As the election approaches, the two main parties are becoming irrelevant.
‘Mr Disloyal’ (‘Monsieur Deloyal’), screamed the front page of left-wing French newspaper Libération last week, beneath a photo of former Socialist prime minister Manuel Valls. It was a justified accusation: Valls had just announced his intention to vote for independent candidate Emmanuel Macron over Benoit Hamon, the official Socialist candidate, in the upcoming presidential election.
Valls said this was a question of ‘responsibility’ rather than ‘heart’. Hamon’s supporters didn’t hold back, labelling Valls’s move ‘shameful’ and ‘pathetic’. In his response, Hamon encouraged voters to ‘turn their backs’ on this kind of ‘old politics’, and described Valls’s decision as ‘another blow to democracy’. At the end of January, Hamon seemed to come out of nowhere to claim victory in the Socialist primary with 58 per cent of the vote. Valls trailed behind with only 41 per cent.

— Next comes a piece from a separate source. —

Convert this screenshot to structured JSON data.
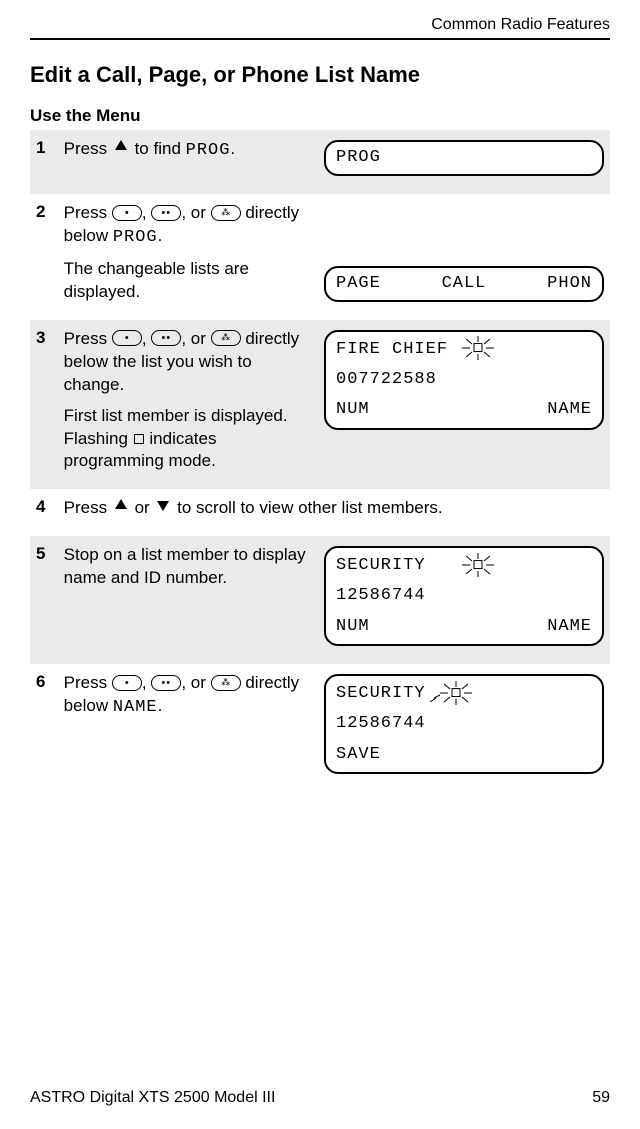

For runner-up Valls to turn around now and throw his weight behind Macron not only leaves a bitter taste, it is an abandonment of party loyalty. There has long been a chasm in the Socialist Party between its more staunchly left-wing faction, now led by Hamon, and its more reformist tendency, which President Francois Hollande leads in government. But Valls’s disloyalty is nevertheless a stark development.

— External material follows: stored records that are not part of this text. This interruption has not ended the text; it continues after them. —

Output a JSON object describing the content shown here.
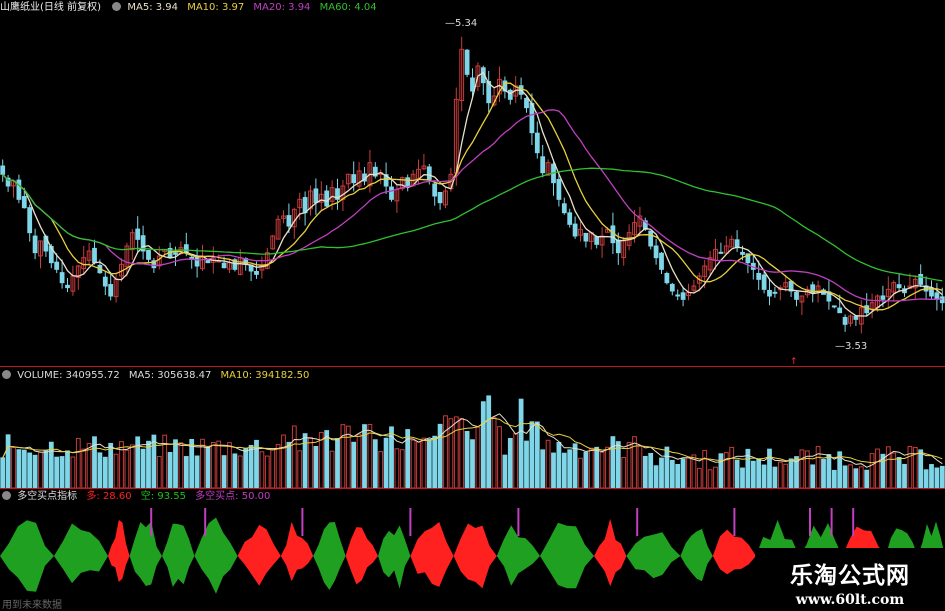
{
  "price_panel": {
    "stock_name": "山鹰纸业(日线 前复权)",
    "ma5": {
      "label": "MA5:",
      "value": "3.94",
      "color": "#e8e0c8"
    },
    "ma10": {
      "label": "MA10:",
      "value": "3.97",
      "color": "#e8d040"
    },
    "ma20": {
      "label": "MA20:",
      "value": "3.94",
      "color": "#c040c0"
    },
    "ma60": {
      "label": "MA60:",
      "value": "4.04",
      "color": "#30c030"
    },
    "high_marker": "5.34",
    "low_marker": "3.53"
  },
  "volume_panel": {
    "title": "VOLUME:",
    "value": "340955.72",
    "ma5": {
      "label": "MA5:",
      "value": "305638.47"
    },
    "ma10": {
      "label": "MA10:",
      "value": "394182.50"
    }
  },
  "indicator_panel": {
    "title": "多空买点指标",
    "long": {
      "label": "多:",
      "value": "28.60",
      "color": "#ff2020"
    },
    "short": {
      "label": "空:",
      "value": "93.55",
      "color": "#20c020"
    },
    "buy": {
      "label": "多空买点:",
      "value": "50.00",
      "color": "#c040c0"
    }
  },
  "watermark": {
    "title": "乐淘公式网",
    "url": "www.60lt.com"
  },
  "footer": "用到未来数据",
  "colors": {
    "up": "#c83c3c",
    "down": "#7fd6e8",
    "divider": "#c8141e",
    "ma60": "#30c030"
  },
  "chart_data": {
    "type": "candlestick",
    "price_range": [
      3.3,
      5.4
    ],
    "closes": [
      4.45,
      4.38,
      4.41,
      4.3,
      4.25,
      4.1,
      3.98,
      4.05,
      3.99,
      3.92,
      3.88,
      3.8,
      3.77,
      3.84,
      3.9,
      3.95,
      3.99,
      3.92,
      3.86,
      3.78,
      3.72,
      3.82,
      3.91,
      4.02,
      4.1,
      4.06,
      3.99,
      3.94,
      3.89,
      3.96,
      4.0,
      3.95,
      3.97,
      4.01,
      3.98,
      3.94,
      3.9,
      3.96,
      3.92,
      3.95,
      3.93,
      3.89,
      3.92,
      3.88,
      3.95,
      3.91,
      3.87,
      3.85,
      3.9,
      3.98,
      4.08,
      4.18,
      4.2,
      4.14,
      4.24,
      4.3,
      4.22,
      4.35,
      4.28,
      4.33,
      4.26,
      4.37,
      4.3,
      4.38,
      4.45,
      4.4,
      4.47,
      4.41,
      4.52,
      4.44,
      4.46,
      4.38,
      4.3,
      4.36,
      4.43,
      4.38,
      4.45,
      4.48,
      4.5,
      4.42,
      4.32,
      4.28,
      4.35,
      4.45,
      4.9,
      5.2,
      5.05,
      4.95,
      5.1,
      5.0,
      4.88,
      4.92,
      5.02,
      4.95,
      4.9,
      4.98,
      4.93,
      4.85,
      4.7,
      4.58,
      4.46,
      4.52,
      4.4,
      4.3,
      4.22,
      4.15,
      4.08,
      4.12,
      4.05,
      4.1,
      4.03,
      4.08,
      4.12,
      4.04,
      3.98,
      4.05,
      4.1,
      4.16,
      4.2,
      4.12,
      4.02,
      3.95,
      3.88,
      3.8,
      3.75,
      3.72,
      3.7,
      3.74,
      3.78,
      3.84,
      3.9,
      3.95,
      4.0,
      3.98,
      4.02,
      4.06,
      4.01,
      3.97,
      3.92,
      3.88,
      3.82,
      3.76,
      3.72,
      3.74,
      3.77,
      3.8,
      3.75,
      3.7,
      3.72,
      3.76,
      3.74,
      3.78,
      3.73,
      3.69,
      3.66,
      3.62,
      3.55,
      3.6,
      3.58,
      3.65,
      3.62,
      3.68,
      3.72,
      3.7,
      3.76,
      3.8,
      3.77,
      3.74,
      3.78,
      3.82,
      3.79,
      3.75,
      3.72,
      3.7,
      3.68
    ],
    "ma_series": [
      "MA5",
      "MA10",
      "MA20",
      "MA60"
    ]
  }
}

No doubt, Valls is attempting to keep himself in the political game. Macron is the favourite to win the election, but with no official party – just his ‘En Marche‘ movement – he will need to make some strategic alliances with members of the main parties to ensure a majority in the French parliament. But the decision by Valls and other Socialists to back Macron risks further undermining their party. A commentator for French newspaper Le Parisien said Valls’s treachery was the ‘final nail in the coffin’ for the Socialist Party.

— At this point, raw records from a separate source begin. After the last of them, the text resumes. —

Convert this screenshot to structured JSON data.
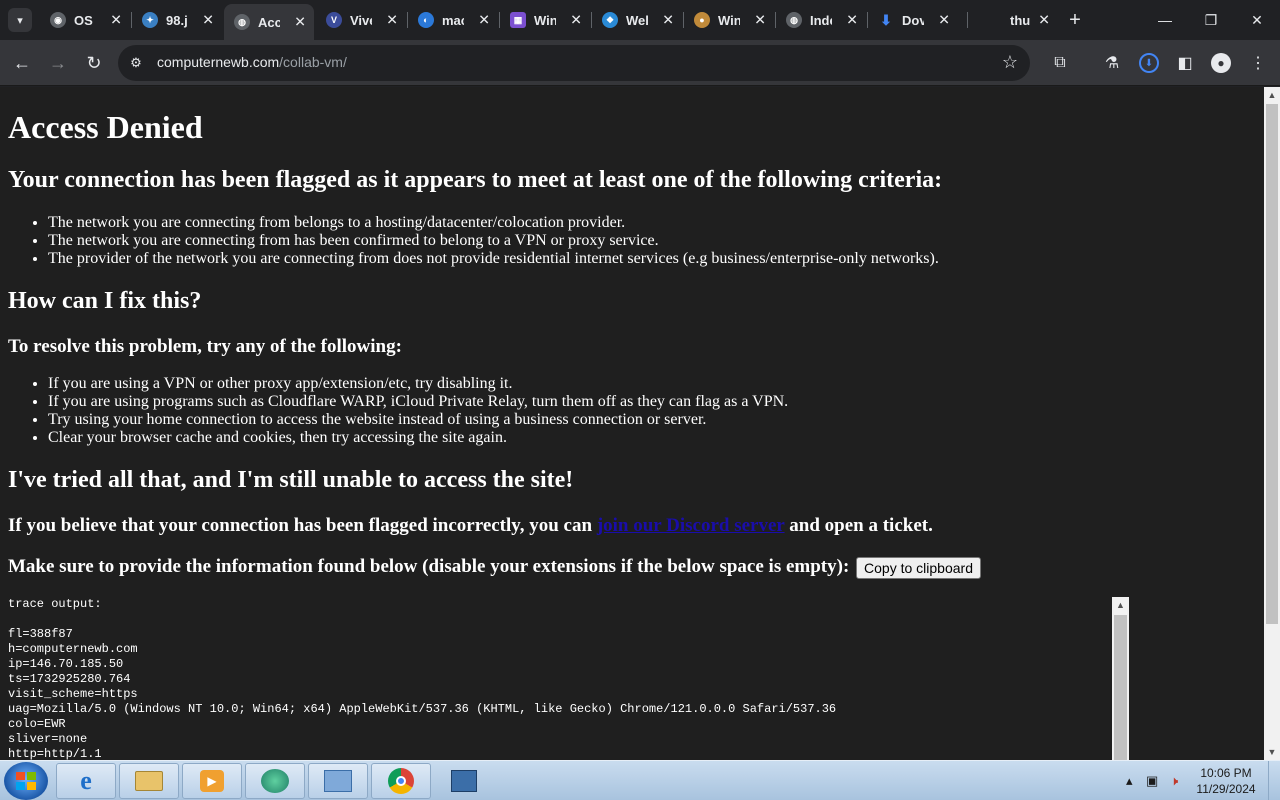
{
  "tabs": [
    {
      "title": "OS",
      "favicon": "globe-icon",
      "color": "#9aa0a6"
    },
    {
      "title": "98.j",
      "favicon": "page-icon",
      "color": "#4a90d9"
    },
    {
      "title": "Acc",
      "favicon": "computernewb-icon",
      "color": "#9aa0a6",
      "active": true
    },
    {
      "title": "Vive",
      "favicon": "v9-icon",
      "color": "#3b4c9a"
    },
    {
      "title": "mac",
      "favicon": "mac-icon",
      "color": "#2b79d9"
    },
    {
      "title": "Win",
      "favicon": "win-icon",
      "color": "#7b4fd0"
    },
    {
      "title": "Wel",
      "favicon": "win-logo-icon",
      "color": "#2a8ad6"
    },
    {
      "title": "Win",
      "favicon": "winxp-icon",
      "color": "#c08a3a"
    },
    {
      "title": "Inde",
      "favicon": "server-icon",
      "color": "#9aa0a6"
    },
    {
      "title": "Dov",
      "favicon": "download-icon",
      "color": "#4285f4"
    },
    {
      "title": "thu",
      "favicon": "",
      "color": "#202124"
    }
  ],
  "url": {
    "host": "computernewb.com",
    "path": "/collab-vm/"
  },
  "content": {
    "h1": "Access Denied",
    "flagged_heading": "Your connection has been flagged as it appears to meet at least one of the following criteria:",
    "criteria": [
      "The network you are connecting from belongs to a hosting/datacenter/colocation provider.",
      "The network you are connecting from has been confirmed to belong to a VPN or proxy service.",
      "The provider of the network you are connecting from does not provide residential internet services (e.g business/enterprise-only networks)."
    ],
    "fix_heading": "How can I fix this?",
    "resolve_heading": "To resolve this problem, try any of the following:",
    "fixes": [
      "If you are using a VPN or other proxy app/extension/etc, try disabling it.",
      "If you are using programs such as Cloudflare WARP, iCloud Private Relay, turn them off as they can flag as a VPN.",
      "Try using your home connection to access the website instead of using a business connection or server.",
      "Clear your browser cache and cookies, then try accessing the site again."
    ],
    "still_heading": "I've tried all that, and I'm still unable to access the site!",
    "incorrect_pre": "If you believe that your connection has been flagged incorrectly, you can",
    "incorrect_link": "join our Discord server",
    "incorrect_post": "and open a ticket.",
    "provide_text": "Make sure to provide the information found below (disable your extensions if the below space is empty):",
    "copy_button": "Copy to clipboard",
    "trace_lines": [
      "trace output:",
      "",
      "fl=388f87",
      "h=computernewb.com",
      "ip=146.70.185.50",
      "ts=1732925280.764",
      "visit_scheme=https",
      "uag=Mozilla/5.0 (Windows NT 10.0; Win64; x64) AppleWebKit/537.36 (KHTML, like Gecko) Chrome/121.0.0.0 Safari/537.36",
      "colo=EWR",
      "sliver=none",
      "http=http/1.1"
    ]
  },
  "clock": {
    "time": "10:06 PM",
    "date": "11/29/2024"
  }
}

What’s more, it may backfire spectacularly. Republican candidate Francois Fillon was thrilled about Valls’s announcement. ‘It’s what I’ve always said, Emmanuel Macron is Francois Hollande’, said Fillon. This could well be a gift for the conservative candidate, who has plunged in the polls due to an ongoing investigation into allegations he paid his family members for doing fake jobs. The Valls endorsement will only align Macron with the government in the eyes of voters, a government whose leader is the least popular French president in modern times. On Thursday, the day of the announcement, the hashtag #EmmanuelHollande was trending in France.
But Fillon can hardly be complacent. Over the weekend it was reported that a close ally of former conservative president Nicolas Sarkozy, Christian Estrosi, had a meeting with Macron. It seems Sarkozy has also given up hope on his party’s candidate and is looking to make an alliance with Macron. Clearly the Republicans are hoping to claw back power through the National Assembly elections in June.
Backroom deals and the occasional bit of backstabbing are to be expected in the world of politics. But the scandals in Paris of late reveal a political class in a fight for its own survival. There are less than 20 days to go until the first round of voting and, according to the most recent BVA poll, the independent Macron is ahead of Front National leader Marine Le Pen by just one point, 25 to 24. The leading left-wing candidate is now far-left party leader Jean-Luc Melenchon, with 15 per cent of the vote, compared with Hamon’s 11.5 per cent. France’s two main political parties are nowhere to be seen.
This election has thrown a spotlight on the corrosion of the mainstream parties. Of course, this is not unique to France. Across Europe, traditional parties are scrambling to hold on to their voters. From Holland to Britain to Italy, parties can no longer count on their traditional supporters. Voters are no longer willing to put up with more of the same technocratic politics, in which the main parties are almost indistinguishable. But there remains no real inspiring alternative to the status quo. Even Macron, a former Socialist and banker, is an insider posing as an outsider.
But, in the run up to the presidential election, French politics is in a particularly dire state. Both the Socialists and the Republicans are riven with divisions, with prominent members unwilling to support their own democratically elected candidates. The conservatives are besieged by scandal and the left are jumping ship. French commentators are already foreseeing the end of the Socialist Party, but the conservatives are not faring much better.
This election has become incredibly volatile and unpredictable. But one thing we can count on is the havoc it will wreak on the mainstream parties.
Naomi Firsht is staff writer at spiked and co-author of The Parisians’ Guide to Cafés, Bars and Restaurants. Follow her on Twitter: @Naomi_theFirsht
Picture by: Getty